====== Dataset extract ======
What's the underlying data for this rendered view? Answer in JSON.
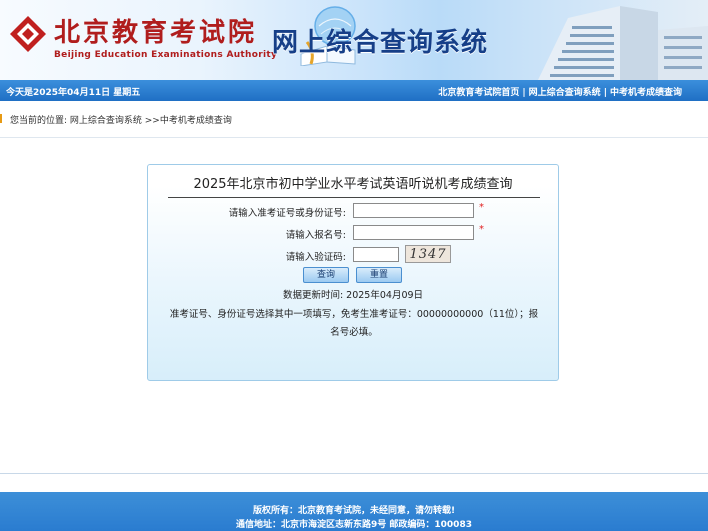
{
  "header": {
    "org_name_cn": "北京教育考试院",
    "org_name_en": "Beijing Education Examinations Authority",
    "system_title": "网上综合查询系统"
  },
  "navbar": {
    "date_text": "今天是2025年04月11日  星期五",
    "links": [
      "北京教育考试院首页",
      "网上综合查询系统",
      "中考机考成绩查询"
    ],
    "separator": "|"
  },
  "breadcrumb": {
    "text": "您当前的位置:   网上综合查询系统 >>中考机考成绩查询"
  },
  "form": {
    "title": "2025年北京市初中学业水平考试英语听说机考成绩查询",
    "id_label": "请输入准考证号或身份证号:",
    "id_value": "",
    "reg_label": "请输入报名号:",
    "reg_value": "",
    "captcha_label": "请输入验证码:",
    "captcha_value": "",
    "captcha_text": "1347",
    "required_mark": "*",
    "query_button": "查询",
    "reset_button": "重置",
    "update_text": "数据更新时间:   2025年04月09日",
    "note_text": "准考证号、身份证号选择其中一项填写，免考生准考证号：00000000000（11位）；报名号必填。"
  },
  "footer": {
    "copyright": "版权所有：北京教育考试院，未经同意，请勿转载!",
    "address": "通信地址：北京市海淀区志新东路9号 邮政编码：100083"
  },
  "colors": {
    "brand_red": "#b01d1d",
    "title_blue": "#163f88",
    "bar_blue": "#1f6fc4",
    "required_red": "#e02020"
  }
}
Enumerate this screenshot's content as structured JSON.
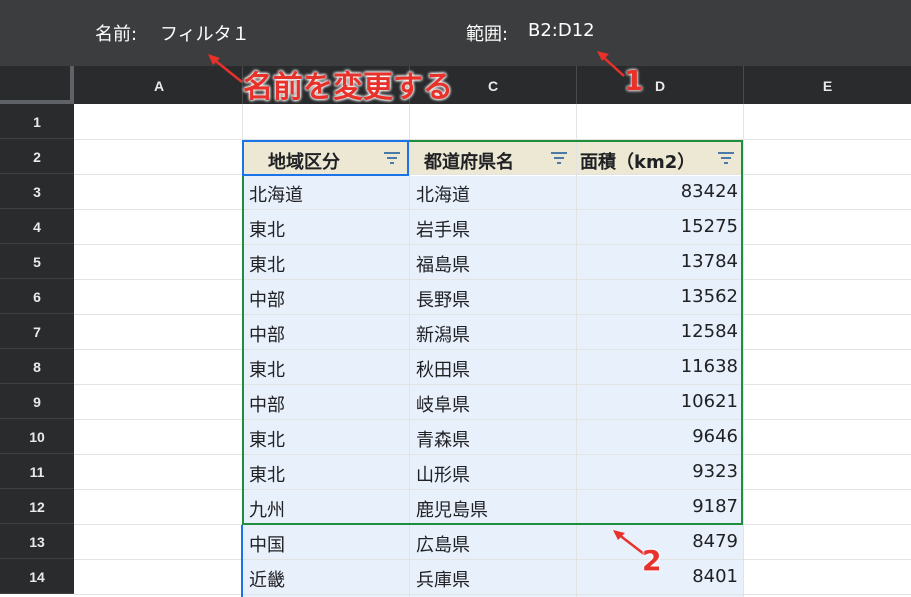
{
  "filter_bar": {
    "name_label": "名前:",
    "name_value": "フィルタ１",
    "range_label": "範囲:",
    "range_value": "B2:D12"
  },
  "columns": [
    "A",
    "",
    "C",
    "D",
    "E"
  ],
  "rows": [
    "1",
    "2",
    "3",
    "4",
    "5",
    "6",
    "7",
    "8",
    "9",
    "10",
    "11",
    "12",
    "13",
    "14"
  ],
  "table": {
    "headers": [
      "地域区分",
      "都道府県名",
      "面積（km2）"
    ],
    "data": [
      [
        "北海道",
        "北海道",
        "83424"
      ],
      [
        "東北",
        "岩手県",
        "15275"
      ],
      [
        "東北",
        "福島県",
        "13784"
      ],
      [
        "中部",
        "長野県",
        "13562"
      ],
      [
        "中部",
        "新潟県",
        "12584"
      ],
      [
        "東北",
        "秋田県",
        "11638"
      ],
      [
        "中部",
        "岐阜県",
        "10621"
      ],
      [
        "東北",
        "青森県",
        "9646"
      ],
      [
        "東北",
        "山形県",
        "9323"
      ],
      [
        "九州",
        "鹿児島県",
        "9187"
      ],
      [
        "中国",
        "広島県",
        "8479"
      ],
      [
        "近畿",
        "兵庫県",
        "8401"
      ]
    ]
  },
  "annotations": {
    "rename_callout": "名前を変更する",
    "marker_1": "1",
    "marker_2": "2",
    "accent_color": "#e8312b"
  },
  "colors": {
    "header_fill": "#ece8d3",
    "data_fill": "#e8f0fb",
    "filter_border": "#1e8e3e",
    "active_border": "#1a73e8"
  }
}
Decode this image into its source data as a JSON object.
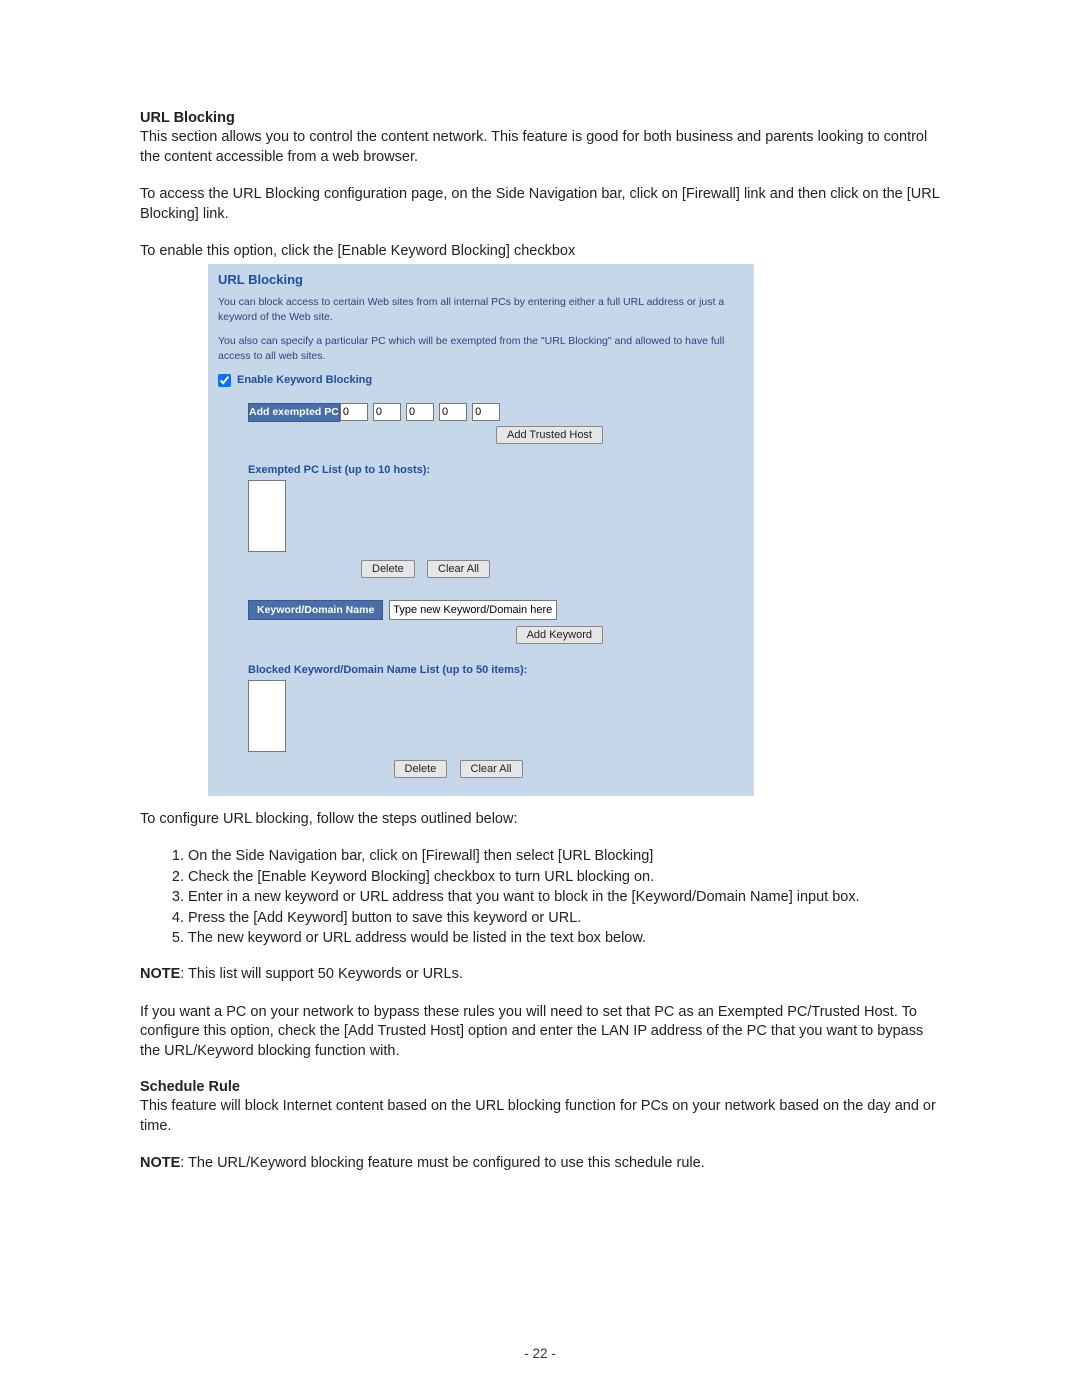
{
  "doc": {
    "section1_title": "URL Blocking",
    "intro1": "This section allows you to control the content network. This feature is good for both business and parents looking to control the content accessible from a web browser.",
    "intro2": "To access the URL Blocking configuration page, on the Side Navigation bar, click on [Firewall] link and then click on the [URL Blocking] link.",
    "intro3": "To enable this option, click the [Enable Keyword Blocking] checkbox",
    "after_panel": "To configure URL blocking, follow the steps outlined below:",
    "steps": [
      "On the Side Navigation bar, click on [Firewall] then select [URL Blocking]",
      "Check the [Enable Keyword Blocking] checkbox to turn URL blocking on.",
      "Enter in a new keyword or URL address that you want to block in the [Keyword/Domain Name] input box.",
      "Press the [Add Keyword] button to save this keyword or URL.",
      "The new keyword or URL address would be listed in the text box below."
    ],
    "note1_label": "NOTE",
    "note1_text": ": This list will support 50 Keywords or URLs.",
    "trusted_host_para": "If you want a PC on your network to bypass these rules you will need to set that PC as an Exempted PC/Trusted Host.  To configure this option, check the [Add Trusted Host] option and enter the LAN IP address of the PC that you want to bypass the URL/Keyword blocking function with.",
    "section2_title": "Schedule Rule",
    "schedule_para": "This feature will block Internet content based on the URL blocking function for PCs on your network based on the day and or time.",
    "note2_label": "NOTE",
    "note2_text": ": The URL/Keyword blocking feature must be configured to use this schedule rule.",
    "page_number": "- 22 -"
  },
  "panel": {
    "title": "URL Blocking",
    "desc1": "You can block access to certain Web sites from all internal PCs by entering either a full URL address or just a keyword of the Web site.",
    "desc2": "You also can specify a particular PC which will be exempted from the \"URL Blocking\" and allowed to have full access to all web sites.",
    "enable_label": "Enable Keyword Blocking",
    "add_exempted_label": "Add exempted PC",
    "ip": [
      "0",
      "0",
      "0",
      "0",
      "0"
    ],
    "add_trusted_btn": "Add Trusted Host",
    "exempted_list_label": "Exempted PC List (up to 10 hosts):",
    "delete_btn": "Delete",
    "clearall_btn": "Clear All",
    "keyword_field_label": "Keyword/Domain Name",
    "keyword_placeholder": "Type new Keyword/Domain here",
    "add_keyword_btn": "Add Keyword",
    "blocked_list_label": "Blocked Keyword/Domain Name List (up to 50 items):"
  }
}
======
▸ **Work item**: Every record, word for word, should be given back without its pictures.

▸ **Completed task**:
What's the underlying data for this rendered view? Answer in JSON.
{
  "header": {
    "org_name_cn": "北京教育考试院",
    "org_name_en": "Beijing Education Examinations Authority",
    "system_title": "网上综合查询系统"
  },
  "navbar": {
    "date_text": "今天是2025年04月11日  星期五",
    "links": [
      "北京教育考试院首页",
      "网上综合查询系统",
      "中考机考成绩查询"
    ],
    "separator": "|"
  },
  "breadcrumb": {
    "text": "您当前的位置:   网上综合查询系统 >>中考机考成绩查询"
  },
  "form": {
    "title": "2025年北京市初中学业水平考试英语听说机考成绩查询",
    "id_label": "请输入准考证号或身份证号:",
    "id_value": "",
    "reg_label": "请输入报名号:",
    "reg_value": "",
    "captcha_label": "请输入验证码:",
    "captcha_value": "",
    "captcha_text": "1347",
    "required_mark": "*",
    "query_button": "查询",
    "reset_button": "重置",
    "update_text": "数据更新时间:   2025年04月09日",
    "note_text": "准考证号、身份证号选择其中一项填写，免考生准考证号：00000000000（11位）；报名号必填。"
  },
  "footer": {
    "copyright": "版权所有：北京教育考试院，未经同意，请勿转载!",
    "address": "通信地址：北京市海淀区志新东路9号 邮政编码：100083"
  },
  "colors": {
    "brand_red": "#b01d1d",
    "title_blue": "#163f88",
    "bar_blue": "#1f6fc4",
    "required_red": "#e02020"
  }
}
Enumerate this screenshot's content as structured JSON.
{
  "filter_bar": {
    "name_label": "名前:",
    "name_value": "フィルタ１",
    "range_label": "範囲:",
    "range_value": "B2:D12"
  },
  "columns": [
    "A",
    "",
    "C",
    "D",
    "E"
  ],
  "rows": [
    "1",
    "2",
    "3",
    "4",
    "5",
    "6",
    "7",
    "8",
    "9",
    "10",
    "11",
    "12",
    "13",
    "14"
  ],
  "table": {
    "headers": [
      "地域区分",
      "都道府県名",
      "面積（km2）"
    ],
    "data": [
      [
        "北海道",
        "北海道",
        "83424"
      ],
      [
        "東北",
        "岩手県",
        "15275"
      ],
      [
        "東北",
        "福島県",
        "13784"
      ],
      [
        "中部",
        "長野県",
        "13562"
      ],
      [
        "中部",
        "新潟県",
        "12584"
      ],
      [
        "東北",
        "秋田県",
        "11638"
      ],
      [
        "中部",
        "岐阜県",
        "10621"
      ],
      [
        "東北",
        "青森県",
        "9646"
      ],
      [
        "東北",
        "山形県",
        "9323"
      ],
      [
        "九州",
        "鹿児島県",
        "9187"
      ],
      [
        "中国",
        "広島県",
        "8479"
      ],
      [
        "近畿",
        "兵庫県",
        "8401"
      ]
    ]
  },
  "annotations": {
    "rename_callout": "名前を変更する",
    "marker_1": "1",
    "marker_2": "2",
    "accent_color": "#e8312b"
  },
  "colors": {
    "header_fill": "#ece8d3",
    "data_fill": "#e8f0fb",
    "filter_border": "#1e8e3e",
    "active_border": "#1a73e8"
  }
}
Decode this image into its source data as a JSON object.
{
  "doc": {
    "section1_title": "URL Blocking",
    "intro1": "This section allows you to control the content network. This feature is good for both business and parents looking to control the content accessible from a web browser.",
    "intro2": "To access the URL Blocking configuration page, on the Side Navigation bar, click on [Firewall] link and then click on the [URL Blocking] link.",
    "intro3": "To enable this option, click the [Enable Keyword Blocking] checkbox",
    "after_panel": "To configure URL blocking, follow the steps outlined below:",
    "steps": [
      "On the Side Navigation bar, click on [Firewall] then select [URL Blocking]",
      "Check the [Enable Keyword Blocking] checkbox to turn URL blocking on.",
      "Enter in a new keyword or URL address that you want to block in the [Keyword/Domain Name] input box.",
      "Press the [Add Keyword] button to save this keyword or URL.",
      "The new keyword or URL address would be listed in the text box below."
    ],
    "note1_label": "NOTE",
    "note1_text": ": This list will support 50 Keywords or URLs.",
    "trusted_host_para": "If you want a PC on your network to bypass these rules you will need to set that PC as an Exempted PC/Trusted Host.  To configure this option, check the [Add Trusted Host] option and enter the LAN IP address of the PC that you want to bypass the URL/Keyword blocking function with.",
    "section2_title": "Schedule Rule",
    "schedule_para": "This feature will block Internet content based on the URL blocking function for PCs on your network based on the day and or time.",
    "note2_label": "NOTE",
    "note2_text": ": The URL/Keyword blocking feature must be configured to use this schedule rule.",
    "page_number": "- 22 -"
  },
  "panel": {
    "title": "URL Blocking",
    "desc1": "You can block access to certain Web sites from all internal PCs by entering either a full URL address or just a keyword of the Web site.",
    "desc2": "You also can specify a particular PC which will be exempted from the \"URL Blocking\" and allowed to have full access to all web sites.",
    "enable_label": "Enable Keyword Blocking",
    "add_exempted_label": "Add exempted PC",
    "ip": [
      "0",
      "0",
      "0",
      "0",
      "0"
    ],
    "add_trusted_btn": "Add Trusted Host",
    "exempted_list_label": "Exempted PC List (up to 10 hosts):",
    "delete_btn": "Delete",
    "clearall_btn": "Clear All",
    "keyword_field_label": "Keyword/Domain Name",
    "keyword_placeholder": "Type new Keyword/Domain here",
    "add_keyword_btn": "Add Keyword",
    "blocked_list_label": "Blocked Keyword/Domain Name List (up to 50 items):"
  }
}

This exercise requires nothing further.